*** Given information ***

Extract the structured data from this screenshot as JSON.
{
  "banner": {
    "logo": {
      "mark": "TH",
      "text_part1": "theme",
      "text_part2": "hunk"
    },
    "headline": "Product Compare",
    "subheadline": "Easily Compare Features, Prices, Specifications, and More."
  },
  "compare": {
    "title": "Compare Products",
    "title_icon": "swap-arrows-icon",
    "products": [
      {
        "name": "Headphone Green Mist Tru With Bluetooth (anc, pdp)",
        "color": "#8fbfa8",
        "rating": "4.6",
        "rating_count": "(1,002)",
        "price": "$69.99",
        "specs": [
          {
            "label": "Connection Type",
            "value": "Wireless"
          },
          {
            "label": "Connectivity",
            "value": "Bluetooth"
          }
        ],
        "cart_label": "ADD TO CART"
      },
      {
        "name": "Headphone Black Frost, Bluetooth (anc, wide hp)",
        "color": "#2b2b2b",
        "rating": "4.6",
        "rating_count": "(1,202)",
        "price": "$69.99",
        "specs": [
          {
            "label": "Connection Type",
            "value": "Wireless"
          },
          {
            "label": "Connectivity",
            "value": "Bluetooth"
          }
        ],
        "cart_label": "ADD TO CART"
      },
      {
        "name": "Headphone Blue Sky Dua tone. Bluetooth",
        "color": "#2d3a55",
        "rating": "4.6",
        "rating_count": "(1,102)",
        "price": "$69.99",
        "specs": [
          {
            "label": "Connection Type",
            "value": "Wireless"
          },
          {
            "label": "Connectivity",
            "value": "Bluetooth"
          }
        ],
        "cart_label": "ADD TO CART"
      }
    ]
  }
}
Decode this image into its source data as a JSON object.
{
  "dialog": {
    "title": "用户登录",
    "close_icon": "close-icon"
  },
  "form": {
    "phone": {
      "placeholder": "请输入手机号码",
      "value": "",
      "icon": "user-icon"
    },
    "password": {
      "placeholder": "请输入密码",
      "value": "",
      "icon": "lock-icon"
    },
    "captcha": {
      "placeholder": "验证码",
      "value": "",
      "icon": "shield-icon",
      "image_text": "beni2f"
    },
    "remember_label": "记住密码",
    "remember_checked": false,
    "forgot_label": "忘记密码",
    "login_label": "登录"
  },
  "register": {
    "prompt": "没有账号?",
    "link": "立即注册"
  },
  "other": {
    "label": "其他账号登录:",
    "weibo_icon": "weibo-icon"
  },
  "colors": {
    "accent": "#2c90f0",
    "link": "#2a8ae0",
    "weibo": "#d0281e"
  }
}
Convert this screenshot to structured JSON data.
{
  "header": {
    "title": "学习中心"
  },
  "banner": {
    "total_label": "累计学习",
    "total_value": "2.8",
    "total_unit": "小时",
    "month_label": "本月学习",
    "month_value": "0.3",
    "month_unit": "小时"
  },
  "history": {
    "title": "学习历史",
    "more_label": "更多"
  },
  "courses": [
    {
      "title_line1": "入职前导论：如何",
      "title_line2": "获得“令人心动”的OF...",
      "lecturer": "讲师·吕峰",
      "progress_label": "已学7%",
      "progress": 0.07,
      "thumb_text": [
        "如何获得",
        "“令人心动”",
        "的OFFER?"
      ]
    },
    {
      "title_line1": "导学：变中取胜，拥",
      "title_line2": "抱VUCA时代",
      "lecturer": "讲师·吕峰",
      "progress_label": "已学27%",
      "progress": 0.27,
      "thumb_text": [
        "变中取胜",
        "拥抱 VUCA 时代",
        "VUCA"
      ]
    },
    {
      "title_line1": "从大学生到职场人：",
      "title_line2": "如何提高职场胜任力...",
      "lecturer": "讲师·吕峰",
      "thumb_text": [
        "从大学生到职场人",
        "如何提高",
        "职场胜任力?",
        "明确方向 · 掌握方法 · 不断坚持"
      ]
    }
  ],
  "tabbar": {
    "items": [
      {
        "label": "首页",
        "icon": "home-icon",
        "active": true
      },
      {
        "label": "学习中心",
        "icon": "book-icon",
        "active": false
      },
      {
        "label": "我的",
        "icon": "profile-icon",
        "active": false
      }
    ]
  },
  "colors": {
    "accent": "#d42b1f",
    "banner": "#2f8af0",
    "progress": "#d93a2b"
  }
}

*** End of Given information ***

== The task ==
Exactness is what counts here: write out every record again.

== Result for this exercise ==
Extract the structured data from this screenshot as JSON.
{
  "banner": {
    "logo": {
      "mark": "TH",
      "text_part1": "theme",
      "text_part2": "hunk"
    },
    "headline": "Product Compare",
    "subheadline": "Easily Compare Features, Prices, Specifications, and More."
  },
  "compare": {
    "title": "Compare Products",
    "title_icon": "swap-arrows-icon",
    "products": [
      {
        "name": "Headphone Green Mist Tru With Bluetooth (anc, pdp)",
        "color": "#8fbfa8",
        "rating": "4.6",
        "rating_count": "(1,002)",
        "price": "$69.99",
        "specs": [
          {
            "label": "Connection Type",
            "value": "Wireless"
          },
          {
            "label": "Connectivity",
            "value": "Bluetooth"
          }
        ],
        "cart_label": "ADD TO CART"
      },
      {
        "name": "Headphone Black Frost, Bluetooth (anc, wide hp)",
        "color": "#2b2b2b",
        "rating": "4.6",
        "rating_count": "(1,202)",
        "price": "$69.99",
        "specs": [
          {
            "label": "Connection Type",
            "value": "Wireless"
          },
          {
            "label": "Connectivity",
            "value": "Bluetooth"
          }
        ],
        "cart_label": "ADD TO CART"
      },
      {
        "name": "Headphone Blue Sky Dua tone. Bluetooth",
        "color": "#2d3a55",
        "rating": "4.6",
        "rating_count": "(1,102)",
        "price": "$69.99",
        "specs": [
          {
            "label": "Connection Type",
            "value": "Wireless"
          },
          {
            "label": "Connectivity",
            "value": "Bluetooth"
          }
        ],
        "cart_label": "ADD TO CART"
      }
    ]
  }
}
Decode this image into its source data as a JSON object.
{
  "dialog": {
    "title": "用户登录",
    "close_icon": "close-icon"
  },
  "form": {
    "phone": {
      "placeholder": "请输入手机号码",
      "value": "",
      "icon": "user-icon"
    },
    "password": {
      "placeholder": "请输入密码",
      "value": "",
      "icon": "lock-icon"
    },
    "captcha": {
      "placeholder": "验证码",
      "value": "",
      "icon": "shield-icon",
      "image_text": "beni2f"
    },
    "remember_label": "记住密码",
    "remember_checked": false,
    "forgot_label": "忘记密码",
    "login_label": "登录"
  },
  "register": {
    "prompt": "没有账号?",
    "link": "立即注册"
  },
  "other": {
    "label": "其他账号登录:",
    "weibo_icon": "weibo-icon"
  },
  "colors": {
    "accent": "#2c90f0",
    "link": "#2a8ae0",
    "weibo": "#d0281e"
  }
}
Convert this screenshot to structured JSON data.
{
  "header": {
    "title": "学习中心"
  },
  "banner": {
    "total_label": "累计学习",
    "total_value": "2.8",
    "total_unit": "小时",
    "month_label": "本月学习",
    "month_value": "0.3",
    "month_unit": "小时"
  },
  "history": {
    "title": "学习历史",
    "more_label": "更多"
  },
  "courses": [
    {
      "title_line1": "入职前导论：如何",
      "title_line2": "获得“令人心动”的OF...",
      "lecturer": "讲师·吕峰",
      "progress_label": "已学7%",
      "progress": 0.07,
      "thumb_text": [
        "如何获得",
        "“令人心动”",
        "的OFFER?"
      ]
    },
    {
      "title_line1": "导学：变中取胜，拥",
      "title_line2": "抱VUCA时代",
      "lecturer": "讲师·吕峰",
      "progress_label": "已学27%",
      "progress": 0.27,
      "thumb_text": [
        "变中取胜",
        "拥抱 VUCA 时代",
        "VUCA"
      ]
    },
    {
      "title_line1": "从大学生到职场人：",
      "title_line2": "如何提高职场胜任力...",
      "lecturer": "讲师·吕峰",
      "thumb_text": [
        "从大学生到职场人",
        "如何提高",
        "职场胜任力?",
        "明确方向 · 掌握方法 · 不断坚持"
      ]
    }
  ],
  "tabbar": {
    "items": [
      {
        "label": "首页",
        "icon": "home-icon",
        "active": true
      },
      {
        "label": "学习中心",
        "icon": "book-icon",
        "active": false
      },
      {
        "label": "我的",
        "icon": "profile-icon",
        "active": false
      }
    ]
  },
  "colors": {
    "accent": "#d42b1f",
    "banner": "#2f8af0",
    "progress": "#d93a2b"
  }
}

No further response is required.